'''

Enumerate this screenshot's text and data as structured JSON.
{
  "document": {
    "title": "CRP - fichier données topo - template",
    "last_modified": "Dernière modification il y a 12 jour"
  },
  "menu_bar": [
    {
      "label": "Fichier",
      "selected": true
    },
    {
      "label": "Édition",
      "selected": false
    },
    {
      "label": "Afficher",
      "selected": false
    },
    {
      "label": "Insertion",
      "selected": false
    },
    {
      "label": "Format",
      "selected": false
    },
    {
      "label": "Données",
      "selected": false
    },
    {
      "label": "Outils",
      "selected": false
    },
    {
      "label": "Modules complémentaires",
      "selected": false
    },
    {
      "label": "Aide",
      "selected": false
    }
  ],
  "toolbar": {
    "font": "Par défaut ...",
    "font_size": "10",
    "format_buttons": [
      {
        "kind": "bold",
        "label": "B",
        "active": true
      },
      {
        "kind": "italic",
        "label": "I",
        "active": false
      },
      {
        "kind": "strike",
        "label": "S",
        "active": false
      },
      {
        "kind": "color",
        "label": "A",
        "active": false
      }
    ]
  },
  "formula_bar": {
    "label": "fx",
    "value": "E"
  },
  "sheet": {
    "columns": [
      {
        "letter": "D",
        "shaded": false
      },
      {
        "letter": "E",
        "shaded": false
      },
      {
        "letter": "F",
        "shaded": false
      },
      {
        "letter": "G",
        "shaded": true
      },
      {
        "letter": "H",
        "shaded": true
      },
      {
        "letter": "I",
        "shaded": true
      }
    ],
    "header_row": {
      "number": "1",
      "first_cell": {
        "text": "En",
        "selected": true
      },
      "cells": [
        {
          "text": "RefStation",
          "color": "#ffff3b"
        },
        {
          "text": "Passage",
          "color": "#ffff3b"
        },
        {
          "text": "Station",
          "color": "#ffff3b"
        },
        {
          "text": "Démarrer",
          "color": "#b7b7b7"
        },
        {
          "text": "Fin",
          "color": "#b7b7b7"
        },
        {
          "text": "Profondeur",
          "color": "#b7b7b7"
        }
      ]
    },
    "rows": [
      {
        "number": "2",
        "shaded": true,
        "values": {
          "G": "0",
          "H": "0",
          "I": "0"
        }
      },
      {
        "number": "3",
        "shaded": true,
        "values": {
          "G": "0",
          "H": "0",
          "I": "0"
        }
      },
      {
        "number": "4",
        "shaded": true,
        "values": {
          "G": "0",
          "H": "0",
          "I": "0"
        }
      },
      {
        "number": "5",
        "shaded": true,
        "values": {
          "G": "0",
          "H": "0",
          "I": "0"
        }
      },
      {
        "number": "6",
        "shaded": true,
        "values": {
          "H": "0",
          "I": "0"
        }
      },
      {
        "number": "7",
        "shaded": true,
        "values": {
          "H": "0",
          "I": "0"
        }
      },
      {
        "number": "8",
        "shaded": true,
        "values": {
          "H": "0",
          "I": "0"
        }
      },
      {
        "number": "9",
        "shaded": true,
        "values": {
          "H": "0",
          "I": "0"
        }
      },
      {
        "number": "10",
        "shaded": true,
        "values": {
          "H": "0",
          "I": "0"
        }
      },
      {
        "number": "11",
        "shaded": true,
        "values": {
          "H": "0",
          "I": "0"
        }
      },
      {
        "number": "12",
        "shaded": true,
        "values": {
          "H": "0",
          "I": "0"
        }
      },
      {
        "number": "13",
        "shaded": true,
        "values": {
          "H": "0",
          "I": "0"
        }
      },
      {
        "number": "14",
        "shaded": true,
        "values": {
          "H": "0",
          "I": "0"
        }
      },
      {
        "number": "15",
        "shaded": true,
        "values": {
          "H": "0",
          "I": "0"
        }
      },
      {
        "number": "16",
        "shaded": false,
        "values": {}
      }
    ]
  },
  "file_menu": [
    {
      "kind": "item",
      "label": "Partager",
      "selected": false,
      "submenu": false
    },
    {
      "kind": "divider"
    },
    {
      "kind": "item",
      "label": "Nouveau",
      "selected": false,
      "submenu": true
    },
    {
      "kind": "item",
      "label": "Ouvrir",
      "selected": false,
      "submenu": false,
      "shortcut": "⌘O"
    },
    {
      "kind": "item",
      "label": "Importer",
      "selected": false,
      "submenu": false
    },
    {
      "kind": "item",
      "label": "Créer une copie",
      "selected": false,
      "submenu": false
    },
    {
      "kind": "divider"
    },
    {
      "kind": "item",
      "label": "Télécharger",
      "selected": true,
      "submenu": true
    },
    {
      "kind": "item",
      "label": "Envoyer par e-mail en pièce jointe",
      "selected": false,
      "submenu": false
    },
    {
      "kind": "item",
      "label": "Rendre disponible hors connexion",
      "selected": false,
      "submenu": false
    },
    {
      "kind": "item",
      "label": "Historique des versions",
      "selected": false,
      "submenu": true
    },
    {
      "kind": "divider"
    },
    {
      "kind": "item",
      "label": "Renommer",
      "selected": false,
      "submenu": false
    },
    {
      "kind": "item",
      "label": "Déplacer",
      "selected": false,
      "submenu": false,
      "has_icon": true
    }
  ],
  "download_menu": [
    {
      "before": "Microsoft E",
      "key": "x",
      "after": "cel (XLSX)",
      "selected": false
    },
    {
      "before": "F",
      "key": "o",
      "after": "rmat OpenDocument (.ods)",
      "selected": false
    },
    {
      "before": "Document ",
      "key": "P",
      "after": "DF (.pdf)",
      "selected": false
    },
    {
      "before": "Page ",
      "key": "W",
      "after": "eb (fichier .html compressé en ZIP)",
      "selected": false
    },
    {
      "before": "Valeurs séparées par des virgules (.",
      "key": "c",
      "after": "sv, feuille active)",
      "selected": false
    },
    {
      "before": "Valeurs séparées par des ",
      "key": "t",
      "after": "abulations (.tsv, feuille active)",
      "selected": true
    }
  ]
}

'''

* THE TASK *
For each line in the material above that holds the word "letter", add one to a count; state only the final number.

* OUTPUT *
6